What is expected — Print out all of the records exactly; no picture belongs in the result.

Supplied data —
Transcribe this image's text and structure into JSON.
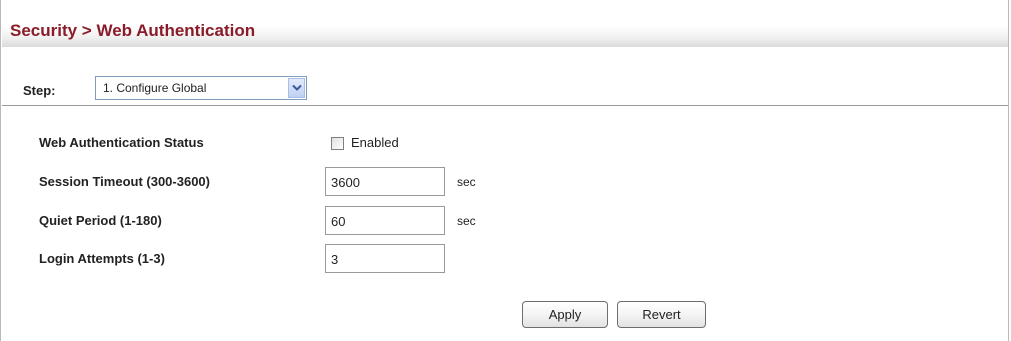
{
  "header": {
    "title": "Security > Web Authentication"
  },
  "step": {
    "label": "Step:",
    "selected": "1. Configure Global"
  },
  "form": {
    "status_label": "Web Authentication Status",
    "status_checkbox_label": "Enabled",
    "status_checked": false,
    "session_timeout_label": "Session Timeout (300-3600)",
    "session_timeout_value": "3600",
    "session_timeout_unit": "sec",
    "quiet_period_label": "Quiet Period (1-180)",
    "quiet_period_value": "60",
    "quiet_period_unit": "sec",
    "login_attempts_label": "Login Attempts (1-3)",
    "login_attempts_value": "3"
  },
  "buttons": {
    "apply": "Apply",
    "revert": "Revert"
  },
  "icons": {
    "dropdown": "chevron-down-icon"
  },
  "colors": {
    "title": "#8a1c2a",
    "dropdown_button": "#bfd0f2"
  }
}
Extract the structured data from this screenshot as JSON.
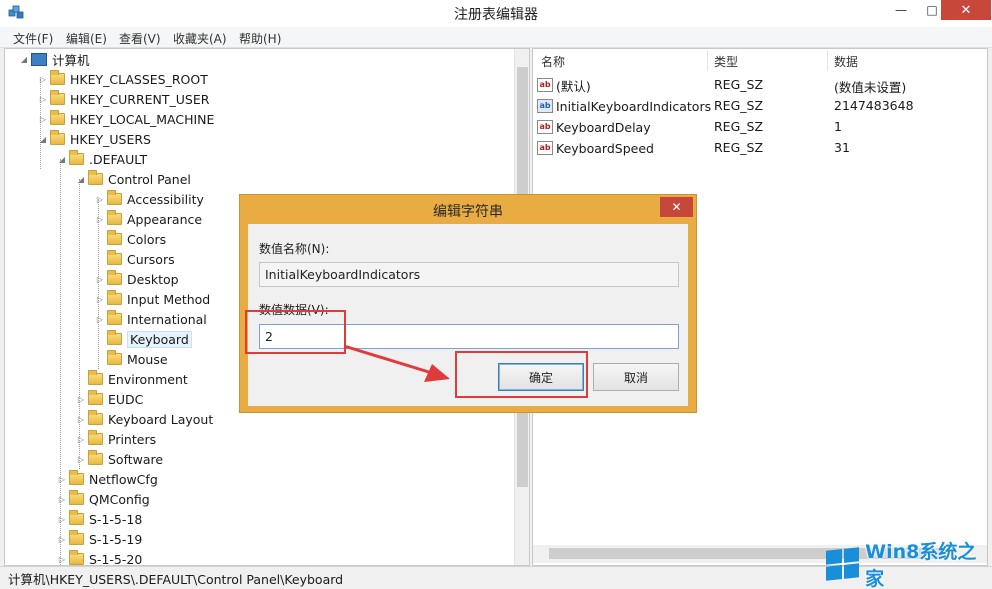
{
  "window": {
    "title": "注册表编辑器",
    "min": "—",
    "max": "□",
    "close": "✕"
  },
  "menu": [
    "文件(F)",
    "编辑(E)",
    "查看(V)",
    "收藏夹(A)",
    "帮助(H)"
  ],
  "tree": {
    "root": "计算机",
    "hkcr": "HKEY_CLASSES_ROOT",
    "hkcu": "HKEY_CURRENT_USER",
    "hklm": "HKEY_LOCAL_MACHINE",
    "hku": "HKEY_USERS",
    "default": ".DEFAULT",
    "control_panel": "Control Panel",
    "cp_children": [
      "Accessibility",
      "Appearance",
      "Colors",
      "Cursors",
      "Desktop",
      "Input Method",
      "International",
      "Keyboard",
      "Mouse"
    ],
    "default_children": [
      "Environment",
      "EUDC",
      "Keyboard Layout",
      "Printers",
      "Software"
    ],
    "users_children": [
      "NetflowCfg",
      "QMConfig",
      "S-1-5-18",
      "S-1-5-19",
      "S-1-5-20"
    ]
  },
  "list": {
    "headers": {
      "name": "名称",
      "type": "类型",
      "data": "数据"
    },
    "rows": [
      {
        "name": "(默认)",
        "type": "REG_SZ",
        "data": "(数值未设置)"
      },
      {
        "name": "InitialKeyboardIndicators",
        "type": "REG_SZ",
        "data": "2147483648"
      },
      {
        "name": "KeyboardDelay",
        "type": "REG_SZ",
        "data": "1"
      },
      {
        "name": "KeyboardSpeed",
        "type": "REG_SZ",
        "data": "31"
      }
    ]
  },
  "status": "计算机\\HKEY_USERS\\.DEFAULT\\Control Panel\\Keyboard",
  "dialog": {
    "title": "编辑字符串",
    "close": "✕",
    "name_label": "数值名称(N):",
    "name_value": "InitialKeyboardIndicators",
    "data_label": "数值数据(V):",
    "data_value": "2",
    "ok": "确定",
    "cancel": "取消"
  },
  "watermark": "Win8系统之家",
  "colors": {
    "highlight": "#e03a3a",
    "dialog_frame": "#e8ac42",
    "close": "#c7483b"
  }
}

Written response —
Transcribe this image's text and structure into JSON.
{
  "header": {
    "title": "Security > Web Authentication"
  },
  "step": {
    "label": "Step:",
    "selected": "1. Configure Global"
  },
  "form": {
    "status_label": "Web Authentication Status",
    "status_checkbox_label": "Enabled",
    "status_checked": false,
    "session_timeout_label": "Session Timeout (300-3600)",
    "session_timeout_value": "3600",
    "session_timeout_unit": "sec",
    "quiet_period_label": "Quiet Period (1-180)",
    "quiet_period_value": "60",
    "quiet_period_unit": "sec",
    "login_attempts_label": "Login Attempts (1-3)",
    "login_attempts_value": "3"
  },
  "buttons": {
    "apply": "Apply",
    "revert": "Revert"
  },
  "icons": {
    "dropdown": "chevron-down-icon"
  },
  "colors": {
    "title": "#8a1c2a",
    "dropdown_button": "#bfd0f2"
  }
}
Extract the structured data from this screenshot as JSON.
{
  "window": {
    "title": "注册表编辑器",
    "min": "—",
    "max": "□",
    "close": "✕"
  },
  "menu": [
    "文件(F)",
    "编辑(E)",
    "查看(V)",
    "收藏夹(A)",
    "帮助(H)"
  ],
  "tree": {
    "root": "计算机",
    "hkcr": "HKEY_CLASSES_ROOT",
    "hkcu": "HKEY_CURRENT_USER",
    "hklm": "HKEY_LOCAL_MACHINE",
    "hku": "HKEY_USERS",
    "default": ".DEFAULT",
    "control_panel": "Control Panel",
    "cp_children": [
      "Accessibility",
      "Appearance",
      "Colors",
      "Cursors",
      "Desktop",
      "Input Method",
      "International",
      "Keyboard",
      "Mouse"
    ],
    "default_children": [
      "Environment",
      "EUDC",
      "Keyboard Layout",
      "Printers",
      "Software"
    ],
    "users_children": [
      "NetflowCfg",
      "QMConfig",
      "S-1-5-18",
      "S-1-5-19",
      "S-1-5-20"
    ]
  },
  "list": {
    "headers": {
      "name": "名称",
      "type": "类型",
      "data": "数据"
    },
    "rows": [
      {
        "name": "(默认)",
        "type": "REG_SZ",
        "data": "(数值未设置)"
      },
      {
        "name": "InitialKeyboardIndicators",
        "type": "REG_SZ",
        "data": "2147483648"
      },
      {
        "name": "KeyboardDelay",
        "type": "REG_SZ",
        "data": "1"
      },
      {
        "name": "KeyboardSpeed",
        "type": "REG_SZ",
        "data": "31"
      }
    ]
  },
  "status": "计算机\\HKEY_USERS\\.DEFAULT\\Control Panel\\Keyboard",
  "dialog": {
    "title": "编辑字符串",
    "close": "✕",
    "name_label": "数值名称(N):",
    "name_value": "InitialKeyboardIndicators",
    "data_label": "数值数据(V):",
    "data_value": "2",
    "ok": "确定",
    "cancel": "取消"
  },
  "watermark": "Win8系统之家",
  "colors": {
    "highlight": "#e03a3a",
    "dialog_frame": "#e8ac42",
    "close": "#c7483b"
  }
}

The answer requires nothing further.